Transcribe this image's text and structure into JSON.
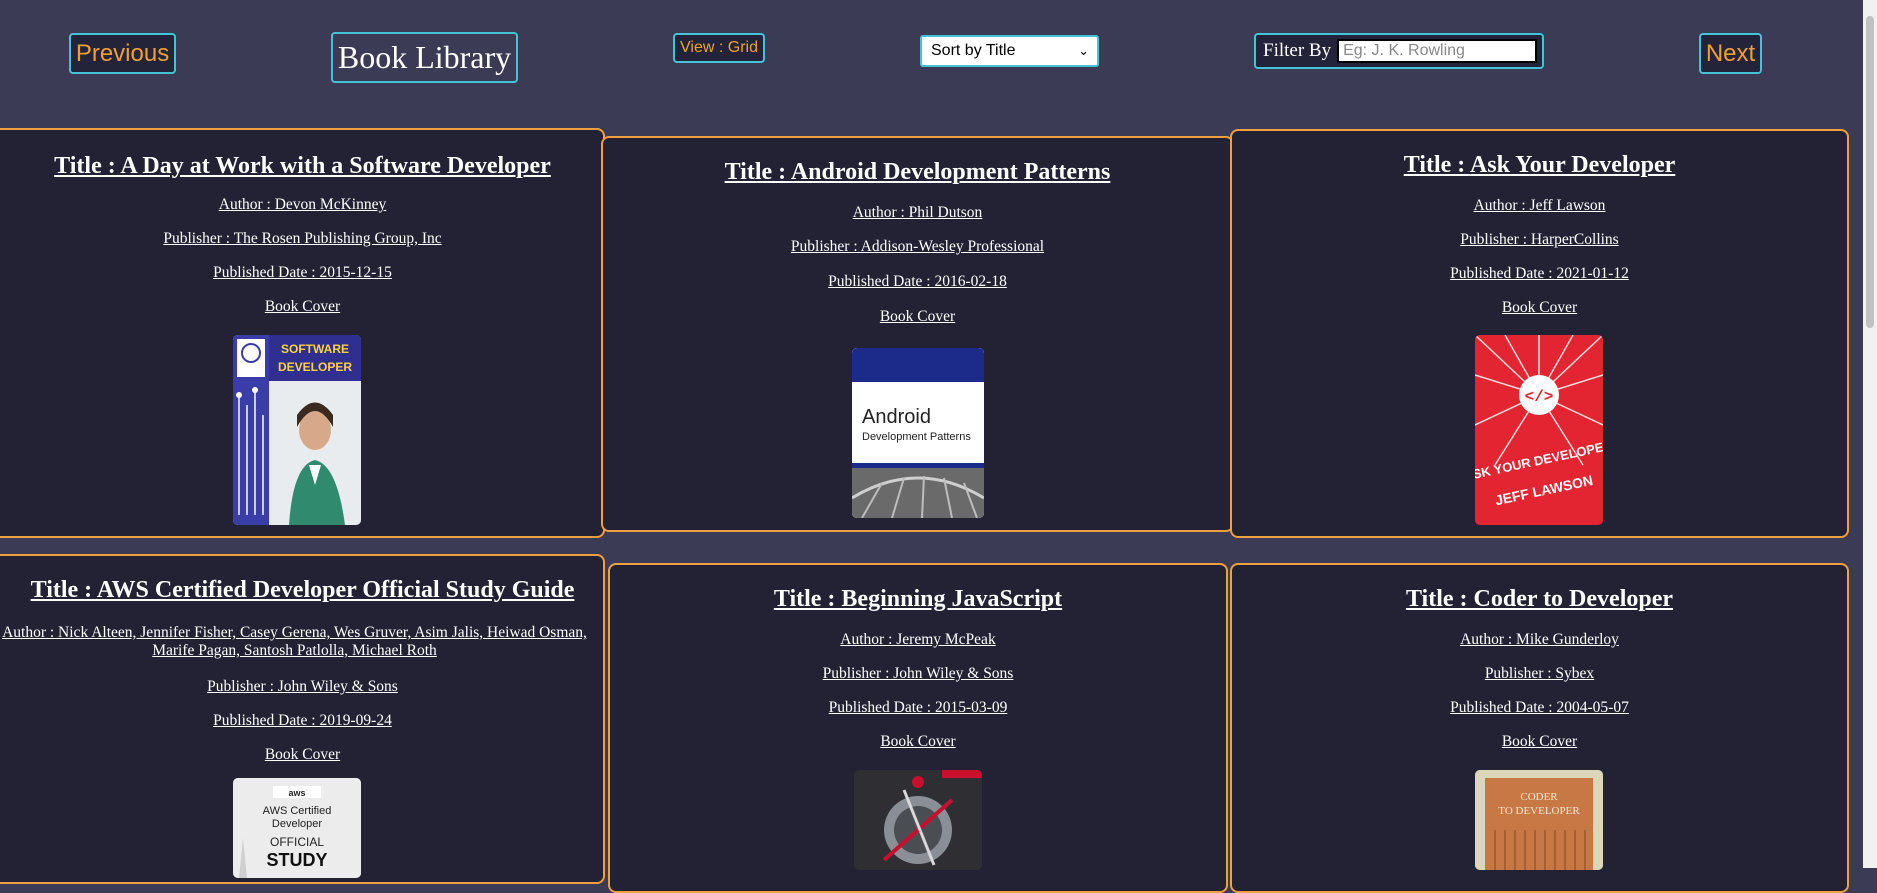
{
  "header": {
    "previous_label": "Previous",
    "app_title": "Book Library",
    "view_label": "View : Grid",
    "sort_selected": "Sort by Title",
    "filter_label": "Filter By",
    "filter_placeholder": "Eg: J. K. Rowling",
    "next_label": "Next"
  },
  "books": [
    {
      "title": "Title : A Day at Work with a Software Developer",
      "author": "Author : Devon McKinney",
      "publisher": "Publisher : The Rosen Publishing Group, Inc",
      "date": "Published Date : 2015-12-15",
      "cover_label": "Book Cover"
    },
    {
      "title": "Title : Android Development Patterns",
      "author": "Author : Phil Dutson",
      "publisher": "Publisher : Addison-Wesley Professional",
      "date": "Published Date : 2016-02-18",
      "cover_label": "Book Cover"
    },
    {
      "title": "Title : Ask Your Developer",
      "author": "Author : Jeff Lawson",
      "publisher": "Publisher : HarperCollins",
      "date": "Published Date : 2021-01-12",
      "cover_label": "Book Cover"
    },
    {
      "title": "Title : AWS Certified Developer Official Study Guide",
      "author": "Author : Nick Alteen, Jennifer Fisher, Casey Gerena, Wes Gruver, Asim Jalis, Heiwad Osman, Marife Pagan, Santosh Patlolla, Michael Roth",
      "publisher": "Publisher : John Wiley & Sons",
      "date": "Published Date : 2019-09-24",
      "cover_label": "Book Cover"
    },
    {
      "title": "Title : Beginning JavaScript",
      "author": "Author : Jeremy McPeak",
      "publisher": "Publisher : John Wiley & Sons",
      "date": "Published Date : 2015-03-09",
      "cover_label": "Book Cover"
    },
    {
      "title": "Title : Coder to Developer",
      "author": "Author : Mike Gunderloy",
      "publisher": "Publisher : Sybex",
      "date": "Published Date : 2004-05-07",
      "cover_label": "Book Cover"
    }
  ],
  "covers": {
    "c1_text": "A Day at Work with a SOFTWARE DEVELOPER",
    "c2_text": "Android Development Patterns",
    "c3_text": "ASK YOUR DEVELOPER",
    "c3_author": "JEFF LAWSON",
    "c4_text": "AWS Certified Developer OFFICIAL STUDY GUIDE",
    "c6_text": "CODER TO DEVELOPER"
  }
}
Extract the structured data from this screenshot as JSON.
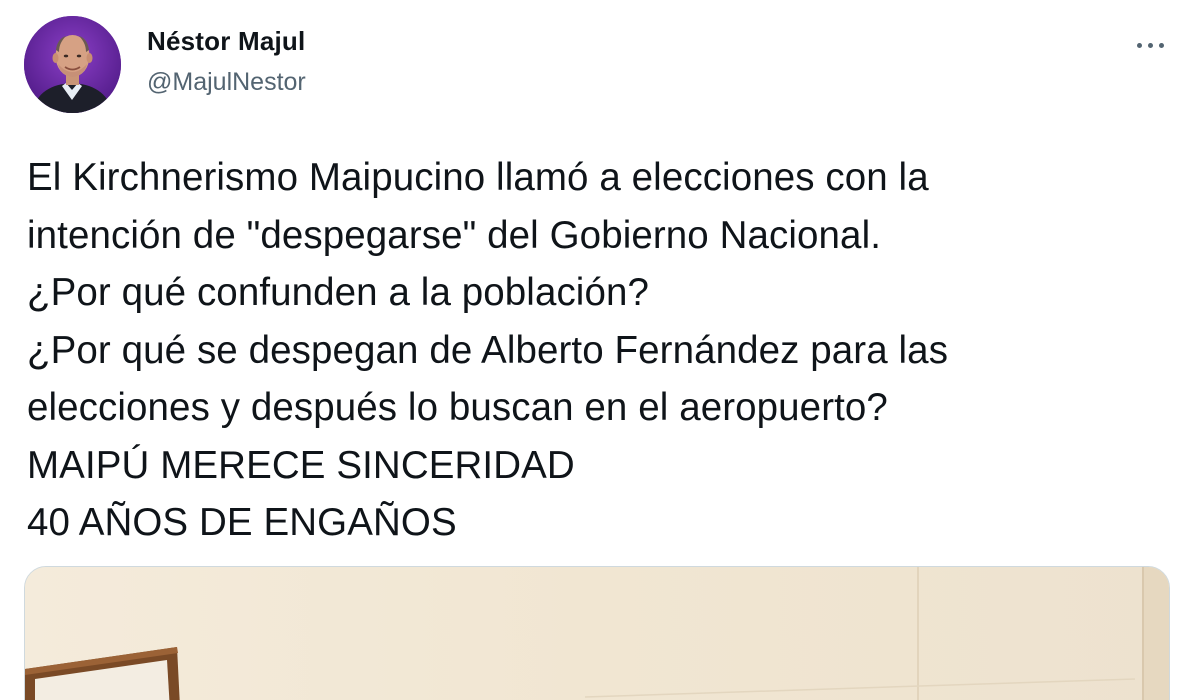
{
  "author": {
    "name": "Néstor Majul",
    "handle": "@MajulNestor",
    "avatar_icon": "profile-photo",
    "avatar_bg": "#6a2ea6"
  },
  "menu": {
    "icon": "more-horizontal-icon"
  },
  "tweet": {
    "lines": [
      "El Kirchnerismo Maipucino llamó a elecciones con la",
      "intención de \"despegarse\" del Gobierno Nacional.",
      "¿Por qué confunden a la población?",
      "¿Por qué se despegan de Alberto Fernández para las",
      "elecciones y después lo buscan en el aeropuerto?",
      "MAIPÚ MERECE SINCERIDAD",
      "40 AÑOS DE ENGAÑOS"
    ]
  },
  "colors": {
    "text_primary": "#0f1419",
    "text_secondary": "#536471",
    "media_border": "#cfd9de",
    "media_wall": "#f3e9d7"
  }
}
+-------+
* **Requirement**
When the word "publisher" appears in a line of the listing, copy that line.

* **Finished task**
      "publisher": "Publisher : The Rosen Publishing Group, Inc",
      "publisher": "Publisher : Addison-Wesley Professional",
      "publisher": "Publisher : HarperCollins",
      "publisher": "Publisher : John Wiley & Sons",
      "publisher": "Publisher : John Wiley & Sons",
      "publisher": "Publisher : Sybex",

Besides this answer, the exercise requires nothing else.